Scientists from New York City University have actually produced a set of master finger print secrets that can be utilized to spoof biometric recognition systems.

While the database of finger prints utilized by the scientists had an opportunity of incorrectly matching with a random finger print one out of 1000 times, the master prints they created had the power to incorrectly match one out of 5 times.

Their paper was released on the pre-print server ArXiv and shows that finger prints can be synthetically created utilizing artificial intelligence and utilized to deceive databases protected by finger print authentication.

This is disconcerting due to the fact that a growing variety of gadgets, and big scale databases like India’s Aadhar, utilize digital fingerprinting to distinctively recognize users– and might possibly be targeted with such ‘master secret’ finger prints by identity burglars.

A report released in 2015 by Counterpoint Research study suggested that more than 50 percent of mobile phones delivered in 2017 had finger print sensing units in them, and forecasted that the figure would increase to 71 percent by the end of this year.

Chart revealing increase in portion of phones delivered with finger print sensing units: Counterpoint Research study

The issue is that these sensing units acquire just partial pictures of users’ finger prints– at the points where they reach the scanner. The paper kept in mind that given that partial prints are not as unique as total prints, the opportunities of one partial print getting matched with another is high.

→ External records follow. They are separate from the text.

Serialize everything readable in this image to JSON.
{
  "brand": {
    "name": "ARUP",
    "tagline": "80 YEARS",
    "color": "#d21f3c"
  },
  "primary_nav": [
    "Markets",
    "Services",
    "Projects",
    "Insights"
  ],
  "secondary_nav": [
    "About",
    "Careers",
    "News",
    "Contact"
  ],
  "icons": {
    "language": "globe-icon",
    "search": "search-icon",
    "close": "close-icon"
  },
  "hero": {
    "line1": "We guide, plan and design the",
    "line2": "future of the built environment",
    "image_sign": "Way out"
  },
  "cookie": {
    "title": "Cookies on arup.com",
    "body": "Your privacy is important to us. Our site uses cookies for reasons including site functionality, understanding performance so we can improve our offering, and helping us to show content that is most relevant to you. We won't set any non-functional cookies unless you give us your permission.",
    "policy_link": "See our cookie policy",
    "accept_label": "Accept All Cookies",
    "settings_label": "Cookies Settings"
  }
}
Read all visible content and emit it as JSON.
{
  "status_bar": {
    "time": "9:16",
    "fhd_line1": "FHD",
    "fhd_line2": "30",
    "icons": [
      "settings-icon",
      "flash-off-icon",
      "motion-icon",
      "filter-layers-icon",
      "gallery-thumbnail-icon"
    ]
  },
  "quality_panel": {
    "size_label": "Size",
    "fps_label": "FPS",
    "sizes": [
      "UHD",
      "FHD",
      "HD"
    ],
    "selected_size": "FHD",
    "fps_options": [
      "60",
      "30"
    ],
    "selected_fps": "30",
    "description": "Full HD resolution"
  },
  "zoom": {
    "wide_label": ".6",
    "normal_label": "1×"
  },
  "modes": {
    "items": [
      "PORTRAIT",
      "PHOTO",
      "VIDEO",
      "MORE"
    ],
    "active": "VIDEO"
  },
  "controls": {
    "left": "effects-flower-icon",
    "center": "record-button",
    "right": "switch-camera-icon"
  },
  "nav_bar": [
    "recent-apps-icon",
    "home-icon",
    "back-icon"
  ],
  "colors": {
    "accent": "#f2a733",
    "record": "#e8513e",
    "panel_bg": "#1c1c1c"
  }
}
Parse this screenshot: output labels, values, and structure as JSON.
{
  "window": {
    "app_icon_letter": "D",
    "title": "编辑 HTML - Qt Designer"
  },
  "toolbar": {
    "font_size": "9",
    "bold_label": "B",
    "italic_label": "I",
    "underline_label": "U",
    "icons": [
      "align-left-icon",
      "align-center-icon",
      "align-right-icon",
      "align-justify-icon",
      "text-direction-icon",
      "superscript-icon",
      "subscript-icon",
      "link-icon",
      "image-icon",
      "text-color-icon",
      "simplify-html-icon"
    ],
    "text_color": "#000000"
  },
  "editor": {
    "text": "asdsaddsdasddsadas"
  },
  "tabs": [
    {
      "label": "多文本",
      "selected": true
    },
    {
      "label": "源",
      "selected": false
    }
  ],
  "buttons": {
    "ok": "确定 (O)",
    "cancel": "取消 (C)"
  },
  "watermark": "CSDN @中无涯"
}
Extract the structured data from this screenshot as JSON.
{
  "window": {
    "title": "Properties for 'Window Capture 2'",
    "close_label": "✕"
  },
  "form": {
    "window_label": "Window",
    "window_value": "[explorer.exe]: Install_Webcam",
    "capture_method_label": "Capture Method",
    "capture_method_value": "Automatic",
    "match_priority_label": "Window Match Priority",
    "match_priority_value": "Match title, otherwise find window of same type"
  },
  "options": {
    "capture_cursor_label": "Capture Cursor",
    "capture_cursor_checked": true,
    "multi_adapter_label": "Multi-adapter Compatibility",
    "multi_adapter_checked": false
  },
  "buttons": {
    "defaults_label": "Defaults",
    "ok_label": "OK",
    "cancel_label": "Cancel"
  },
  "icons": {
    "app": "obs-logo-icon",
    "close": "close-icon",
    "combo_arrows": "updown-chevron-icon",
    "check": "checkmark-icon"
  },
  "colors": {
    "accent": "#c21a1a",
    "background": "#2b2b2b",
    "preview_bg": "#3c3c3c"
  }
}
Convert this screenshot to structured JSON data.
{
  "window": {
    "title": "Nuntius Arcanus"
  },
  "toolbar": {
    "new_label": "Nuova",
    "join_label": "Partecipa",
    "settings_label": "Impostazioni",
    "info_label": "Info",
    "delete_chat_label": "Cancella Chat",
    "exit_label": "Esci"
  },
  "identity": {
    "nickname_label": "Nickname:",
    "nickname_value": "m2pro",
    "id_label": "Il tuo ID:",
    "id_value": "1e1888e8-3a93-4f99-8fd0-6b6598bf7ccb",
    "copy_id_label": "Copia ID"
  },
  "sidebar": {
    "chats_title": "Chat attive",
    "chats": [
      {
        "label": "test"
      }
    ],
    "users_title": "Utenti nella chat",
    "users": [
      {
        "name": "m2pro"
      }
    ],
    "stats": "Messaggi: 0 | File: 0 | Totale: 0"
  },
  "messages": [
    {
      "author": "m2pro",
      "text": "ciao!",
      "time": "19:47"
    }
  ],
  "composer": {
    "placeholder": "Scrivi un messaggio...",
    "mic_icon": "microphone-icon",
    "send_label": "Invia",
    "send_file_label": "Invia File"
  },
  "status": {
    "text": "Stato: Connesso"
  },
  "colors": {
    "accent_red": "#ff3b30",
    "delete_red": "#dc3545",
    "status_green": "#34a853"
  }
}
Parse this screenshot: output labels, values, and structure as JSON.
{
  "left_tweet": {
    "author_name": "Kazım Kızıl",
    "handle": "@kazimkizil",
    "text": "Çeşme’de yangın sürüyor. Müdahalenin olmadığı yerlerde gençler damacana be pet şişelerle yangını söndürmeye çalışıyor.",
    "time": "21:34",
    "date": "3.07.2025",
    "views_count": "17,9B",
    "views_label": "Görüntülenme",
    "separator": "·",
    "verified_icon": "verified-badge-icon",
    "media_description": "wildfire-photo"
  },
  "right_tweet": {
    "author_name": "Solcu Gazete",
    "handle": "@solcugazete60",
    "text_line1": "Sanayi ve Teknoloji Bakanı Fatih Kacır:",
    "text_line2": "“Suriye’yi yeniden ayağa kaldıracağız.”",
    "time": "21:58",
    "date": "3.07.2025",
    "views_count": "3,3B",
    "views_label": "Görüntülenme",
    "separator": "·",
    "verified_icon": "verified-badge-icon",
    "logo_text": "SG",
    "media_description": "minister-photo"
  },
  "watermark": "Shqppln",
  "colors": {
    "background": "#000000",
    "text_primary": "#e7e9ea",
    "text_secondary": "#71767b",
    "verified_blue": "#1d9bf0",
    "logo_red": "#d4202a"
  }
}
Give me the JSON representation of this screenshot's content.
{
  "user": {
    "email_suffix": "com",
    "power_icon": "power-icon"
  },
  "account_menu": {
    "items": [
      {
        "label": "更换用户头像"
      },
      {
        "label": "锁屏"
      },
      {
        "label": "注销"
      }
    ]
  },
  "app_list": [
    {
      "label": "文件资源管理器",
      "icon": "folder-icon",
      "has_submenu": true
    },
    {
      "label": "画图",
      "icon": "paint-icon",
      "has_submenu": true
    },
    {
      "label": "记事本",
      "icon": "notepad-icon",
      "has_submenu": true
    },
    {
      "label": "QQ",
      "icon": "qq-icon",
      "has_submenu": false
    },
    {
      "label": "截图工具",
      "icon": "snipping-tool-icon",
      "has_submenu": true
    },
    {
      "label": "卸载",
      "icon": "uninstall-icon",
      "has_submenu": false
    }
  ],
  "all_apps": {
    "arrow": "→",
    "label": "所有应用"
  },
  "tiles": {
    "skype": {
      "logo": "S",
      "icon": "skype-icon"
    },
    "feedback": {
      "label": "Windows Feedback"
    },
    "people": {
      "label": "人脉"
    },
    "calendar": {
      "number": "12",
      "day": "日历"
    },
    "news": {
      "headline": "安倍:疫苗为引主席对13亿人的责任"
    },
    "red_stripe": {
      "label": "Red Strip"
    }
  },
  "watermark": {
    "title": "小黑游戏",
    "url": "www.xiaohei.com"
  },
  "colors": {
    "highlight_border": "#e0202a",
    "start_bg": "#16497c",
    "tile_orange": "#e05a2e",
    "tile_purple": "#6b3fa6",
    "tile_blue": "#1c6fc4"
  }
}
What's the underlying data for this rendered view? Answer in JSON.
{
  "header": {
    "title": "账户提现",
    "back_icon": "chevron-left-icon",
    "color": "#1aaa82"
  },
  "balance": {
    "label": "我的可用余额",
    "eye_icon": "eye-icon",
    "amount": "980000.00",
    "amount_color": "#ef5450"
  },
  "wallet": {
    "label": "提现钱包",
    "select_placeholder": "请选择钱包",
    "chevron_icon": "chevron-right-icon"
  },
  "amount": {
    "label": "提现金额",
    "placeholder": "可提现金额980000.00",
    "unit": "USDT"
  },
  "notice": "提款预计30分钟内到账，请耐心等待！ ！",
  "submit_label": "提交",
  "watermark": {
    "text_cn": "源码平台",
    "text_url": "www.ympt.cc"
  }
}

The synthetically created prints, called DeepMasterPrints by the scientists, take advantage of the previously mentioned vulnerability to properly mimic one in 5 finger prints in a database. The database was initially expected to have just a mistake rate of one in a thousand.

Credit: Philip Bontrager

Another vulnerability made use of by the scientists was the high frequency of some natural finger print functions such as loops and whorls, compared to others. With this understanding, the group created some prints which contain numerous of these typical functions. They discovered that these synthetic prints were most likely to match with other prints than would be generally possible.

Utilizing these most-repeated functions, the neural networks likewise created phony prints that convincingly appear like a genuine finger print.

The DeepMasterPrints can be utilized to spoof a system needing finger print authentication without in fact needing any info about the user’s finger prints. As the paper kept in mind about the application of the phony prints:

For that reason, they can be utilized to introduce a dictionary attack versus a particular topic that can jeopardize the security of a fingerprint-based acknowledgment system.

Mikko Hypponen, a cyber security specialist and writer, required to twitter to articulate the significance of this vulnerability in typically utilized biometric systems.

There have actually constantly been cat-mouse chases after in between cyber security procedures and tools profiting from their vulnerabilities, so this shakeup has actually impended. However it will be fascinating to see if this technique of utilizing typical biometric functions can be utilized to spoof other kinds of systems such as iris scanners.

Another thing to watch out for is the security of public databases that rely exclusively on biometric scanners for security. Your friendly community intruder is not likely to make such master prints to gain access to info from your phone. However big scale databases such as those utilized by federal governments to ID people might possibly be spoofed more quickly by enthusiastic wrongdoers– Aadhar, we are taking a look at you.